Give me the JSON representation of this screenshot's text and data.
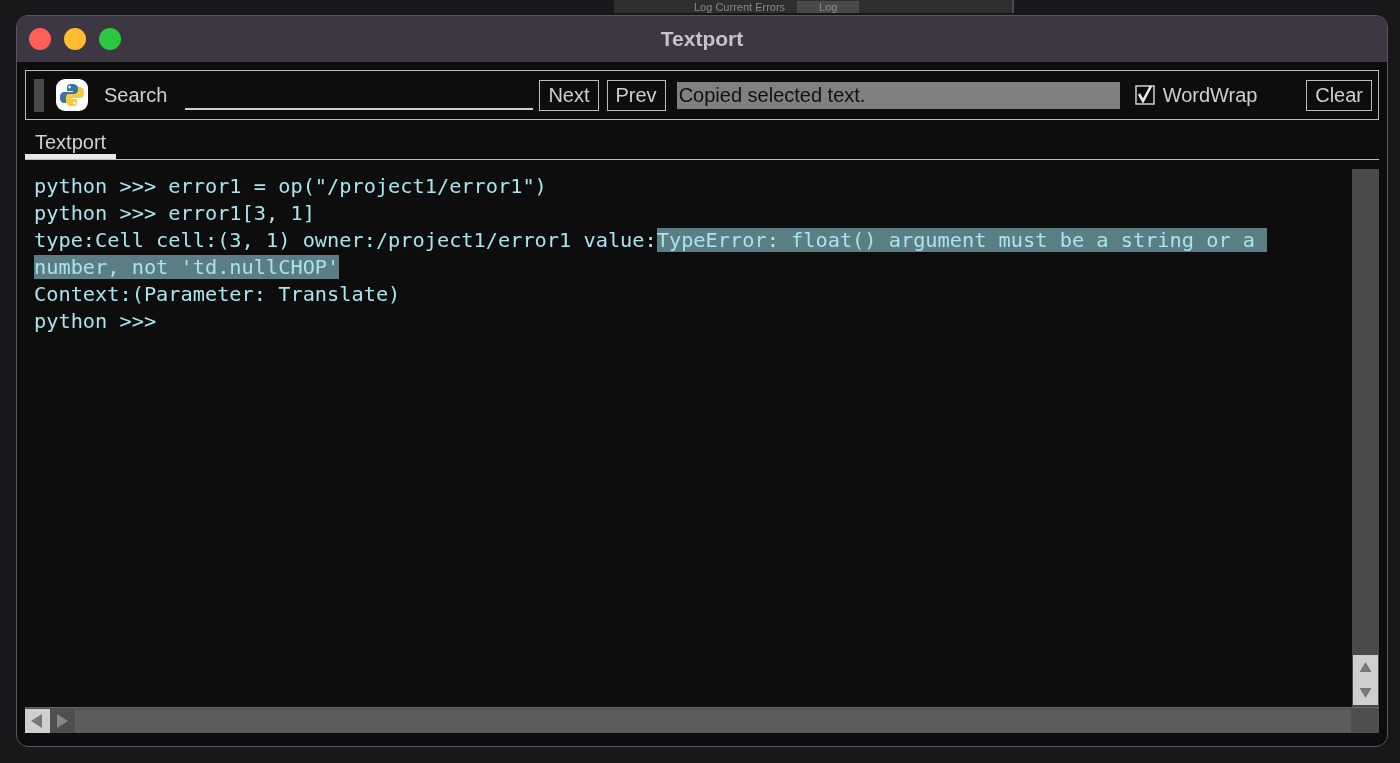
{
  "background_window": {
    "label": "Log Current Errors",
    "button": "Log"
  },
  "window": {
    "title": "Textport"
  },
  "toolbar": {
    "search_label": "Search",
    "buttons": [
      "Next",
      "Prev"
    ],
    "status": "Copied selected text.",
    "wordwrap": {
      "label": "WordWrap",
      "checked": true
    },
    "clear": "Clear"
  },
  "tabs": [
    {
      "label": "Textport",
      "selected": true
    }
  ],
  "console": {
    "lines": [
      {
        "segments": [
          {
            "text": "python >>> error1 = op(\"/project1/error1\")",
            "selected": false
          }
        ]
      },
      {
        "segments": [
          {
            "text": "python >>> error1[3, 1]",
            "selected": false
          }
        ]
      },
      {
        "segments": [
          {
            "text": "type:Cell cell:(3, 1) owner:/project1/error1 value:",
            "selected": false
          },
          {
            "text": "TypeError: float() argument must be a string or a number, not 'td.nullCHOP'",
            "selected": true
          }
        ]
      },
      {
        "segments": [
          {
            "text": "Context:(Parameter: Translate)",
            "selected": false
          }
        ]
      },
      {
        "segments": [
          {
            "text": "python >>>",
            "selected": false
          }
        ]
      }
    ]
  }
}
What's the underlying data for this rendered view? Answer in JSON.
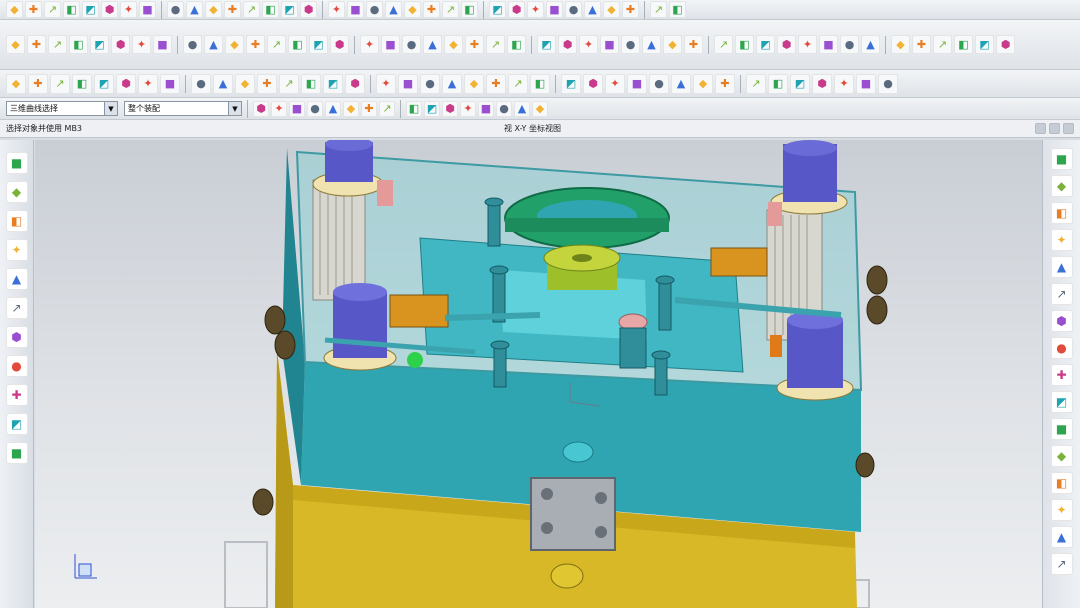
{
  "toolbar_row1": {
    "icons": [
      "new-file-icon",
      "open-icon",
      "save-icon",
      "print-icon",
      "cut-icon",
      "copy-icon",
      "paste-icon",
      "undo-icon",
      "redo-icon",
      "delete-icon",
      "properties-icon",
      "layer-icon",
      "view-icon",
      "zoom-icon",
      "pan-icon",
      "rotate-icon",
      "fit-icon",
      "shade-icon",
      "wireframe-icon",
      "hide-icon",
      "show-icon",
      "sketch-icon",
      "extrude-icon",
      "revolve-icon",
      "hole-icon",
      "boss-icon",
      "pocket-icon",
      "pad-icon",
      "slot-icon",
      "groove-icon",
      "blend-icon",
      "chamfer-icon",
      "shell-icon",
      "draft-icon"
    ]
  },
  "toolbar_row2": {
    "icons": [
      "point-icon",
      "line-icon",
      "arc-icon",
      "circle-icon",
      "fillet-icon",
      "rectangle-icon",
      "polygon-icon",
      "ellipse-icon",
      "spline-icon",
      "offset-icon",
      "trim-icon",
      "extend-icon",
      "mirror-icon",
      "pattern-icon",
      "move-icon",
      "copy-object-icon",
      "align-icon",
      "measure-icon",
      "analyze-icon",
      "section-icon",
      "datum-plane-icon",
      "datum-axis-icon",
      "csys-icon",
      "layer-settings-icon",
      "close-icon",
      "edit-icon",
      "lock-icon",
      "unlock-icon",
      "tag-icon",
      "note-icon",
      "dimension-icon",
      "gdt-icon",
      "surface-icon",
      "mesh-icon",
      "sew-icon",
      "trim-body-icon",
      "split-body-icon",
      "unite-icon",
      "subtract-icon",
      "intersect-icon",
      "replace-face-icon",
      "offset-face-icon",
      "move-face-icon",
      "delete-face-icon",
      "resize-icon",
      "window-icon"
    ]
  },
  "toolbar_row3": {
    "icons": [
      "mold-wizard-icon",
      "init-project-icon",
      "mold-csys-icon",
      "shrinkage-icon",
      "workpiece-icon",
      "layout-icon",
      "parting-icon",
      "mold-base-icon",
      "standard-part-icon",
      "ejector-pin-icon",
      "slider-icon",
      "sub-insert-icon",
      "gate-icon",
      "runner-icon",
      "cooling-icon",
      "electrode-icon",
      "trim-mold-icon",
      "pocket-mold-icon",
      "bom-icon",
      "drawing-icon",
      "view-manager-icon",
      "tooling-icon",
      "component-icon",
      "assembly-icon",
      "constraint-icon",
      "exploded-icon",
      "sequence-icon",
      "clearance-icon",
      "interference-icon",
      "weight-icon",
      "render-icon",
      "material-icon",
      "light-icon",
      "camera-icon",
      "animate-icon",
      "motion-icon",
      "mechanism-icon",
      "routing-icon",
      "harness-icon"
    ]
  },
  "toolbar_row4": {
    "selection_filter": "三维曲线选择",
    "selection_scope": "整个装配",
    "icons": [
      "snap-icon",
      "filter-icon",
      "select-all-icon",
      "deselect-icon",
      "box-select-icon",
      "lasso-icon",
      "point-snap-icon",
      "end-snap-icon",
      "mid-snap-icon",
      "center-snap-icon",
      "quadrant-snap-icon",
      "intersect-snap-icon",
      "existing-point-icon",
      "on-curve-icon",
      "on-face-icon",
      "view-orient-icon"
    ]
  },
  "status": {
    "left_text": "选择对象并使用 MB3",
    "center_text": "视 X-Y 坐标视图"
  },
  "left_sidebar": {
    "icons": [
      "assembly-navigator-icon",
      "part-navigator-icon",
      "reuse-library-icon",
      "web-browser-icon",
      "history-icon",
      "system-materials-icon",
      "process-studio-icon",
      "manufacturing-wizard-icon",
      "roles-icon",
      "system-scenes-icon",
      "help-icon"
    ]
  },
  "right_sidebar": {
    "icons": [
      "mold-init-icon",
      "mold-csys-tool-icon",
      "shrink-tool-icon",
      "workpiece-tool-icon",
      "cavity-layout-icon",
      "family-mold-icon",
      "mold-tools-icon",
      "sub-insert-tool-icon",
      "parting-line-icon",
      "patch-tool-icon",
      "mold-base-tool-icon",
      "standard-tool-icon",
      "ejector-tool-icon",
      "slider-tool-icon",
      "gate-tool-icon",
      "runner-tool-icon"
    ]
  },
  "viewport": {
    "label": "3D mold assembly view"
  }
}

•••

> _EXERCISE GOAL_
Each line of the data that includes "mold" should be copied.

> _RESULT OF THIS TASK_
      "mold-wizard-icon",
      "mold-csys-icon",
      "mold-base-icon",
      "trim-mold-icon",
      "pocket-mold-icon",
      "mold-init-icon",
      "mold-csys-tool-icon",
      "family-mold-icon",
      "mold-tools-icon",
      "mold-base-tool-icon",
    "label": "3D mold assembly view"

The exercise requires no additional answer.